Applying early does help. It shouldn’t, but I think it’s unavoidable.
In our case, we get many applications and, being human, the more we go through, the harder it is to be discerning.
But early on, we’re still fresh, and excited that someone has applied, so we’re inevitably more open. And, unavoidably, being on the first page of applicants, we’ll probably see your name in passing more often.
But it’s never too late. In March, we cast an actor who emailed after midnight on the night before our final day of auditions. She was just lucky. (Or, more to the point, we were lucky – she’s fabulous).
And that is a classic example of the fact that all these guidelines are not rules, and that luck plays a massive part.
There’s no rule about what makes a good cover letter or email. Please, just be you. Don’t spend ages crafting it, there’s no point. Just be you. Do some research if it’s a company you care passionately about. Even just figuring out the names of who you’re writing to does impress us. But don’t pretend to be passionate about the company if you’re not – that’s normally transparent. It’s totally cool to say “I haven't heard of your work before but this job sounds cool”. Remember the people at the other end are just people. And mostly – did I mention? – just be yourself.
I had someone write in the additional information section “No one reads this so I’m not going to bother”. She didn’t get an audition.
All it has to do, really, is show some respect for the company you’re applying for – by showing that you’ve taken the time to do more than just click ‘Apply now’. A sentence can be enough.
Emailing us separately from your application definitely helps. I hesitate to say this, because we get a lot of emails. And perhaps it’s better you do it without my telling you to. But, in the name of transparency, if you’ve taken the time to contact us, we can’t help but look at you twice.
What can hurt, however, is a pushy email asking when we’re going to reply to your first email. And chasing via social media, at least for us, isn’t going to make any difference.
When we’re not casting, we try and reply to every email we get in. During casting times this unfortunately isn’t possible, due to the sheer volume of them and how busy we usually are.
One last thing – keep an eye on your spam/junkmail folder! It sucks if you've missed your audition invite because it went to spam but it's so avoidable. Just keep an eye on it if you've applied to anything that isn't someone who you've had communication with before.

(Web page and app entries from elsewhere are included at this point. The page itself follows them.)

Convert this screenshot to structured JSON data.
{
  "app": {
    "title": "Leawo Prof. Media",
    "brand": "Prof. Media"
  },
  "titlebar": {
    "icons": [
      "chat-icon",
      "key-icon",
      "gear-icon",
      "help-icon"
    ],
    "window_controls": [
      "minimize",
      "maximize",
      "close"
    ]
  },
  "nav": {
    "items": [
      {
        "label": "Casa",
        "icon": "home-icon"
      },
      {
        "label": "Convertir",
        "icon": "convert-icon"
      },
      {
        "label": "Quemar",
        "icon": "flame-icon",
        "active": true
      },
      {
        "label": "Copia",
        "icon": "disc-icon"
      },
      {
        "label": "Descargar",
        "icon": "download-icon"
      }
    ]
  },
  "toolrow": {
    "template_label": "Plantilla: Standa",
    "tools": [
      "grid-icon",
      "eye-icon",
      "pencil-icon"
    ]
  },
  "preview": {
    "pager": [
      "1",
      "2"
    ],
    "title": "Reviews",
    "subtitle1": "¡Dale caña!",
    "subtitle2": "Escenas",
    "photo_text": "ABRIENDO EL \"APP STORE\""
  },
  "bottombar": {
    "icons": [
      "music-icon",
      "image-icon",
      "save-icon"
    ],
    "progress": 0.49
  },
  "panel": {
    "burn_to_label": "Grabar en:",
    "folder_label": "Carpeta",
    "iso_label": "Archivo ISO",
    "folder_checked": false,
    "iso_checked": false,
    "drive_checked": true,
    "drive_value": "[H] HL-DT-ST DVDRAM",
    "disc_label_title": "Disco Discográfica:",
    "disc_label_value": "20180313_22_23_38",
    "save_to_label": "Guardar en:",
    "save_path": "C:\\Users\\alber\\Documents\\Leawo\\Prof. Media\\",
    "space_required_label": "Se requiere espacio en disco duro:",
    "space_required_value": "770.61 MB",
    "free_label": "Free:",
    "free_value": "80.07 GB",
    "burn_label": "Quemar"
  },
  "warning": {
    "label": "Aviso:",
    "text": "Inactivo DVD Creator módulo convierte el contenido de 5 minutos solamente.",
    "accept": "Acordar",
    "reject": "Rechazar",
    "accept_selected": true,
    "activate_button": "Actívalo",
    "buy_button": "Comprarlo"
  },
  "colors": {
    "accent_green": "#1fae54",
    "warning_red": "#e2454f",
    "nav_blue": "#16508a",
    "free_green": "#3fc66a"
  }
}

A really quick word about agents.
Firstly, you don’t need one to work with us. Being a small organization, we’re used to dealing directly with actors, and because we tend to cast people (in our heads) for the long term, that personal relationship is important. And we know how hard it can be to get one. I very much prefer to deal with actors and artists directly.

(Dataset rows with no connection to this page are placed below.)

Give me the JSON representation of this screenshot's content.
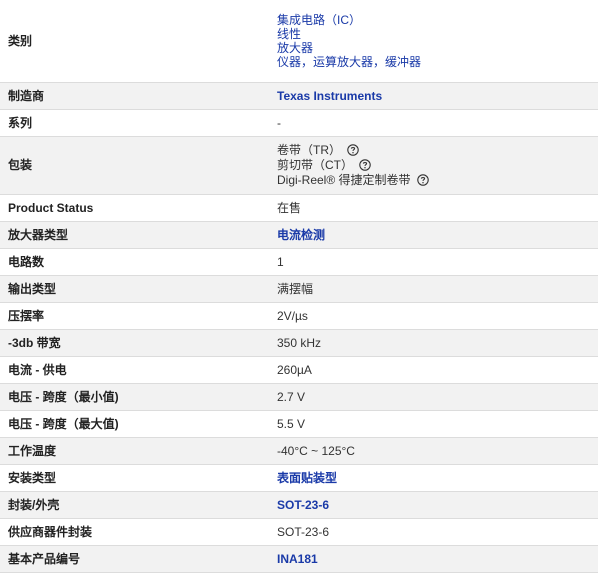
{
  "colors": {
    "link": "#1a3aa8",
    "row_alt": "#f2f2f2",
    "border": "#dcdcdc"
  },
  "rows": [
    {
      "label": "类别",
      "values": [
        "集成电路（IC）",
        "线性",
        "放大器",
        "仪器，运算放大器，缓冲器"
      ]
    },
    {
      "label": "制造商",
      "value": "Texas Instruments"
    },
    {
      "label": "系列",
      "value": "-"
    },
    {
      "label": "包装",
      "values": [
        "卷带（TR）",
        "剪切带（CT）",
        "Digi-Reel® 得捷定制卷带"
      ],
      "icon": "help-circle-icon"
    },
    {
      "label": "Product Status",
      "value": "在售"
    },
    {
      "label": "放大器类型",
      "value": "电流检测"
    },
    {
      "label": "电路数",
      "value": "1"
    },
    {
      "label": "输出类型",
      "value": "满摆幅"
    },
    {
      "label": "压摆率",
      "value": "2V/µs"
    },
    {
      "label": "-3db 带宽",
      "value": "350 kHz"
    },
    {
      "label": "电流 - 供电",
      "value": "260µA"
    },
    {
      "label": "电压 - 跨度（最小值)",
      "value": "2.7 V"
    },
    {
      "label": "电压 - 跨度（最大值)",
      "value": "5.5 V"
    },
    {
      "label": "工作温度",
      "value": "-40°C ~ 125°C"
    },
    {
      "label": "安装类型",
      "value": "表面贴装型"
    },
    {
      "label": "封装/外壳",
      "value": "SOT-23-6"
    },
    {
      "label": "供应商器件封装",
      "value": "SOT-23-6"
    },
    {
      "label": "基本产品编号",
      "value": "INA181"
    }
  ]
}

In this respect, I think we’re different from a lot of other organizations though, so take that with a pinch of salt.
If your agents submits you for a casting, supporting it with a quick email goes down well, so we know you’re interested personally. And if you ask your agent to submit you, make sure they tell us that you did so. Otherwise, please submit yourself and reach out on your own.
That’s it! We always try and take a few gambles when calling actors in, and even in our casting...some have paid off and some haven't. The number one thing I’ve discovered running this company is the sheer number of talented artists there are out there.
So remember, if you don’t get called in or didn't get cast, try again next time. It's not personal, it's just based on what we need in the room. Talent is the first option but a lot comes down to the personalities in a room balancing and working well together.
Please, try again.
Thanks for reading and I hope this answered some of the questions you might have had!
Come to the shows, talk to us!
Thank you to the wonderful audiences we had yesterday! We had sold out houses for the early and the late show - and both audiences were lovely. Everyone was so generous and tolerant of our never ended performances.
Don't worry - if... when... we do this again it will be shorter. We just had a great time putting it together.
Thank you, thank you, thank you all.
And so they live on forever in Edge history - below you'll find our awkward promotional dating profiles.